Top of Extracted material

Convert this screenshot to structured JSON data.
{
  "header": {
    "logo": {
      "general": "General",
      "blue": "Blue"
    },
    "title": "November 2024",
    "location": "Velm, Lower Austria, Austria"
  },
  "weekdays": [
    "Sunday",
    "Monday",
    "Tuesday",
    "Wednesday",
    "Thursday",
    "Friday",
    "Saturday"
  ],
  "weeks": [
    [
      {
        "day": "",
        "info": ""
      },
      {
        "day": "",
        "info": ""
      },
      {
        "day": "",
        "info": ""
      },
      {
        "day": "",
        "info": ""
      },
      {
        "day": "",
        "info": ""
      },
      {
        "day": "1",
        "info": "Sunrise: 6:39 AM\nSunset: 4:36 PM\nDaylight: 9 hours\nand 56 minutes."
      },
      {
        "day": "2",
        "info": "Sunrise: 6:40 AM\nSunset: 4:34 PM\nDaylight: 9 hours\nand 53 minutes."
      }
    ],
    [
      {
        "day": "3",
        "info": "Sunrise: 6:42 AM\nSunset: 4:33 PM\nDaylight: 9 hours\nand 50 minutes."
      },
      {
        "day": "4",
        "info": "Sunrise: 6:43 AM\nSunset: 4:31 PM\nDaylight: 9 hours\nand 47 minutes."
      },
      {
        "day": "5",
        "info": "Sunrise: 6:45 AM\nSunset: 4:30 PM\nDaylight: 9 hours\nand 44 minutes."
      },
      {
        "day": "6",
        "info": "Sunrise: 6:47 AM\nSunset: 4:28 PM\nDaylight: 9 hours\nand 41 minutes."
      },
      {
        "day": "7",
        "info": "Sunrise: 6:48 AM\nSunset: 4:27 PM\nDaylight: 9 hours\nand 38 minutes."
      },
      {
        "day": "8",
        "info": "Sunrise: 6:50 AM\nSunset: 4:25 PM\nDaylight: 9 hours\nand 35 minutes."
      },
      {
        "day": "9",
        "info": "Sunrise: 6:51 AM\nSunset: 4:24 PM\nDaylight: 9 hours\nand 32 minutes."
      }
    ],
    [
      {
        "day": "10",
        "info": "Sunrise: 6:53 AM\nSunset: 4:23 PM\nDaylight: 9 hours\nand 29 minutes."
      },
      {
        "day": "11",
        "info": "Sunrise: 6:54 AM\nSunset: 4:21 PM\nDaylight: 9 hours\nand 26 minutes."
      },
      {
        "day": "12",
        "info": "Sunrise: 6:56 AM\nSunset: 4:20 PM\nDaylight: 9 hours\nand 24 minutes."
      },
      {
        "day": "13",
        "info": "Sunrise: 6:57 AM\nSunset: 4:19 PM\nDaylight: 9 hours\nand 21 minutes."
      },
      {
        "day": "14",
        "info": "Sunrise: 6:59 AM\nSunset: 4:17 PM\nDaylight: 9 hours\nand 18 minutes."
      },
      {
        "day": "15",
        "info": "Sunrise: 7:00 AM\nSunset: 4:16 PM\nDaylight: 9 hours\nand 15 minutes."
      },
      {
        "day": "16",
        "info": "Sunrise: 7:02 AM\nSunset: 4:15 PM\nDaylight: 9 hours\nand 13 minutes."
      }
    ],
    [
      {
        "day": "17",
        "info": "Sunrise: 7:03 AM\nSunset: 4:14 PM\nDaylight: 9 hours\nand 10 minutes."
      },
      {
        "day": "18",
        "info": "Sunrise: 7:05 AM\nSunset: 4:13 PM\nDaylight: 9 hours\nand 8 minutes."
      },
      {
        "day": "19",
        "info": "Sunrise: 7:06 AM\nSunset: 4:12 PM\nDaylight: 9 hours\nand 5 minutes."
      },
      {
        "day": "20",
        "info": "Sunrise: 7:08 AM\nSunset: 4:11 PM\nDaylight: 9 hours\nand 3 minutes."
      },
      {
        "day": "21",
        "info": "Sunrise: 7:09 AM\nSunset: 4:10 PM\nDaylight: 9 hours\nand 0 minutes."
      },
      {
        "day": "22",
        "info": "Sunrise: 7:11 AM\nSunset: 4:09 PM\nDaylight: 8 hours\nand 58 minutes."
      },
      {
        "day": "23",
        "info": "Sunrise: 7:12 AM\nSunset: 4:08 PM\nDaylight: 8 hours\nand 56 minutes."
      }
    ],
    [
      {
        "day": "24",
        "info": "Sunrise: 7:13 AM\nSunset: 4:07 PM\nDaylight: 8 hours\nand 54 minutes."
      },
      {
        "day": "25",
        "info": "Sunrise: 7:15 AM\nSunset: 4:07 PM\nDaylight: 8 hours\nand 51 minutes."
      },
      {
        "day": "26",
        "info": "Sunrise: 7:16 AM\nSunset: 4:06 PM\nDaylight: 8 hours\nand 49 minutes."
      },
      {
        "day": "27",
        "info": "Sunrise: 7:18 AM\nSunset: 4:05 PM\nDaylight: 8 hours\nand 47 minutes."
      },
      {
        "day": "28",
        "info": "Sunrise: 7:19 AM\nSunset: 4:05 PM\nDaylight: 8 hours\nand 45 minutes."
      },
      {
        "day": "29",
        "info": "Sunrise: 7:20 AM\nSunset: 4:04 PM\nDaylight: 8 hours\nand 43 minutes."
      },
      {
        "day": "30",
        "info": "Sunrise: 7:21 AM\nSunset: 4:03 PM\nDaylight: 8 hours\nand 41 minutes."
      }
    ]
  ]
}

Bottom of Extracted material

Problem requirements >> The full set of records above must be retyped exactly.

Task response >>
Convert this screenshot to structured JSON data.
{
  "header": {
    "logo": {
      "general": "General",
      "blue": "Blue"
    },
    "title": "November 2024",
    "location": "Velm, Lower Austria, Austria"
  },
  "weekdays": [
    "Sunday",
    "Monday",
    "Tuesday",
    "Wednesday",
    "Thursday",
    "Friday",
    "Saturday"
  ],
  "weeks": [
    [
      {
        "day": "",
        "info": ""
      },
      {
        "day": "",
        "info": ""
      },
      {
        "day": "",
        "info": ""
      },
      {
        "day": "",
        "info": ""
      },
      {
        "day": "",
        "info": ""
      },
      {
        "day": "1",
        "info": "Sunrise: 6:39 AM\nSunset: 4:36 PM\nDaylight: 9 hours\nand 56 minutes."
      },
      {
        "day": "2",
        "info": "Sunrise: 6:40 AM\nSunset: 4:34 PM\nDaylight: 9 hours\nand 53 minutes."
      }
    ],
    [
      {
        "day": "3",
        "info": "Sunrise: 6:42 AM\nSunset: 4:33 PM\nDaylight: 9 hours\nand 50 minutes."
      },
      {
        "day": "4",
        "info": "Sunrise: 6:43 AM\nSunset: 4:31 PM\nDaylight: 9 hours\nand 47 minutes."
      },
      {
        "day": "5",
        "info": "Sunrise: 6:45 AM\nSunset: 4:30 PM\nDaylight: 9 hours\nand 44 minutes."
      },
      {
        "day": "6",
        "info": "Sunrise: 6:47 AM\nSunset: 4:28 PM\nDaylight: 9 hours\nand 41 minutes."
      },
      {
        "day": "7",
        "info": "Sunrise: 6:48 AM\nSunset: 4:27 PM\nDaylight: 9 hours\nand 38 minutes."
      },
      {
        "day": "8",
        "info": "Sunrise: 6:50 AM\nSunset: 4:25 PM\nDaylight: 9 hours\nand 35 minutes."
      },
      {
        "day": "9",
        "info": "Sunrise: 6:51 AM\nSunset: 4:24 PM\nDaylight: 9 hours\nand 32 minutes."
      }
    ],
    [
      {
        "day": "10",
        "info": "Sunrise: 6:53 AM\nSunset: 4:23 PM\nDaylight: 9 hours\nand 29 minutes."
      },
      {
        "day": "11",
        "info": "Sunrise: 6:54 AM\nSunset: 4:21 PM\nDaylight: 9 hours\nand 26 minutes."
      },
      {
        "day": "12",
        "info": "Sunrise: 6:56 AM\nSunset: 4:20 PM\nDaylight: 9 hours\nand 24 minutes."
      },
      {
        "day": "13",
        "info": "Sunrise: 6:57 AM\nSunset: 4:19 PM\nDaylight: 9 hours\nand 21 minutes."
      },
      {
        "day": "14",
        "info": "Sunrise: 6:59 AM\nSunset: 4:17 PM\nDaylight: 9 hours\nand 18 minutes."
      },
      {
        "day": "15",
        "info": "Sunrise: 7:00 AM\nSunset: 4:16 PM\nDaylight: 9 hours\nand 15 minutes."
      },
      {
        "day": "16",
        "info": "Sunrise: 7:02 AM\nSunset: 4:15 PM\nDaylight: 9 hours\nand 13 minutes."
      }
    ],
    [
      {
        "day": "17",
        "info": "Sunrise: 7:03 AM\nSunset: 4:14 PM\nDaylight: 9 hours\nand 10 minutes."
      },
      {
        "day": "18",
        "info": "Sunrise: 7:05 AM\nSunset: 4:13 PM\nDaylight: 9 hours\nand 8 minutes."
      },
      {
        "day": "19",
        "info": "Sunrise: 7:06 AM\nSunset: 4:12 PM\nDaylight: 9 hours\nand 5 minutes."
      },
      {
        "day": "20",
        "info": "Sunrise: 7:08 AM\nSunset: 4:11 PM\nDaylight: 9 hours\nand 3 minutes."
      },
      {
        "day": "21",
        "info": "Sunrise: 7:09 AM\nSunset: 4:10 PM\nDaylight: 9 hours\nand 0 minutes."
      },
      {
        "day": "22",
        "info": "Sunrise: 7:11 AM\nSunset: 4:09 PM\nDaylight: 8 hours\nand 58 minutes."
      },
      {
        "day": "23",
        "info": "Sunrise: 7:12 AM\nSunset: 4:08 PM\nDaylight: 8 hours\nand 56 minutes."
      }
    ],
    [
      {
        "day": "24",
        "info": "Sunrise: 7:13 AM\nSunset: 4:07 PM\nDaylight: 8 hours\nand 54 minutes."
      },
      {
        "day": "25",
        "info": "Sunrise: 7:15 AM\nSunset: 4:07 PM\nDaylight: 8 hours\nand 51 minutes."
      },
      {
        "day": "26",
        "info": "Sunrise: 7:16 AM\nSunset: 4:06 PM\nDaylight: 8 hours\nand 49 minutes."
      },
      {
        "day": "27",
        "info": "Sunrise: 7:18 AM\nSunset: 4:05 PM\nDaylight: 8 hours\nand 47 minutes."
      },
      {
        "day": "28",
        "info": "Sunrise: 7:19 AM\nSunset: 4:05 PM\nDaylight: 8 hours\nand 45 minutes."
      },
      {
        "day": "29",
        "info": "Sunrise: 7:20 AM\nSunset: 4:04 PM\nDaylight: 8 hours\nand 43 minutes."
      },
      {
        "day": "30",
        "info": "Sunrise: 7:21 AM\nSunset: 4:03 PM\nDaylight: 8 hours\nand 41 minutes."
      }
    ]
  ]
}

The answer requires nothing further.